Night train to Bangalore

Passengers just stretch out to sleep on station floor!

IF you plan to travel in India, be sure to do at least one sector by rail. I strongly recommend it as my journey from Chennai to Bangalore on the night train was an eye-opening adventure that will last me a lifetime.

With tickets for berths, my group and I arrived at the Chennai Railway Station, lugging our bags and knapsacks. Trolley bags were easy to handle and we dragged them along, politely refusing offers from friendly porters. We’d heard horror stories of how helpful porters may even help themselves to travellers’ luggage so we decided we’d manage among ourselves.

Passengers waiting for their trains in station
The Railway Station is a legacy of British architecture designed with high ceilings and beautiful archways. A few modern features like rows of seats, wall fans, chrome barricades and convenient electrical points for handphone charging, have been added.

Used by hundreds of people every day, the station’s bare cement floor had a smooth sheen from centuries of natural “polishing”.

As the night grew late, travellers weary with waiting just dozed off in their chairs. We watched in surprise as some simply stretched out on the bare floor for a more comfortable position. Not only men but women and children also snuggled down on any vacant spot. Very soon the station floor was a colourful mosaic of people in various prone positions!

There's hardly any standing room with so many people there!
Announcements were made in several languages and we were ready to board when our train was announced.

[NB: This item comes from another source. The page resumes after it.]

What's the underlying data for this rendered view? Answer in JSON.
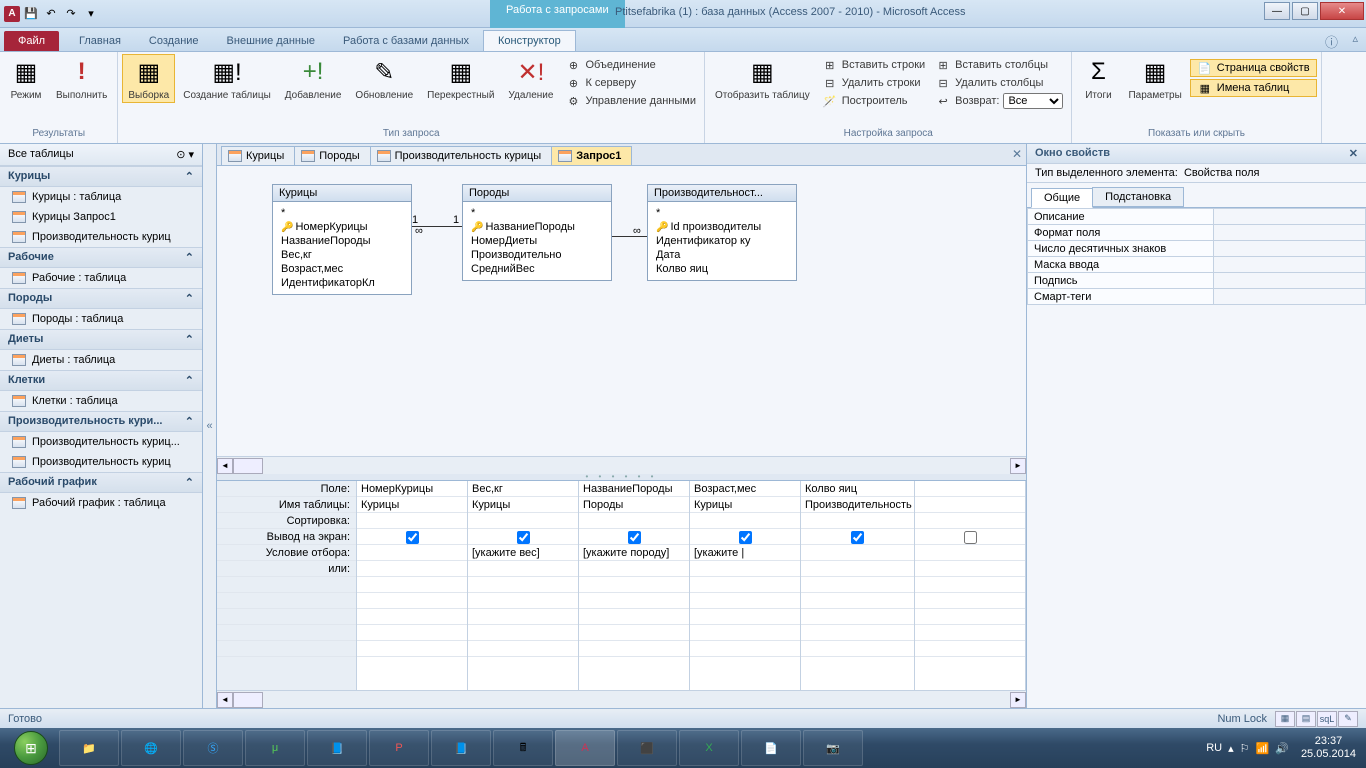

We didn’t realise that our First Class A1 coach would be among the first few coaches and as the train reversed into the station, we had a long, long way to walk before we reached it. We had some tense moments, fighting our way through the thick crowd with luggage in tow and eyes scanning coaches for our coach number.

I was simply distracted by the sight of people being jam-packed into Economy coaches. Suddenly, we heard whistles and shouts in Tamil which we guessed meant “all aboard”. We panicked because the train was ready to pull out. Someone in our group frantically yelled, “Just get on board!” meaning, we could slowly find our coach after we boarded but thankfully we finally found it with our names pasted on the outer wall!

Toilet bowl in the train
It was four to a cabin with two sets of upper and lower bunks, made up with sheets, blanket and a pillow. We locked ourselves in and for security, agreed to escort each other to the common toilet at either end of the coach. When I had to go, I did so in an amazing balancing act, moving with the rocking rhythm of the train.

The temperature fell as we moved into the highlands and it was freezing in the cabin. We tried to turn off the fan and air-conditioning but discovered too late, that the switches were set in the opposite way, with No 3 being the slowest and No 1 being the fastest. When the train chugged to a stop before dawn, we were stiff as icicles.

This article was first published in The New Straits Times, Travel Times on 28 April 2009

In the wee hours of the morning, we arrived in Bangalore and
took auto's like these to our lodgings


No comments:

Post a Comment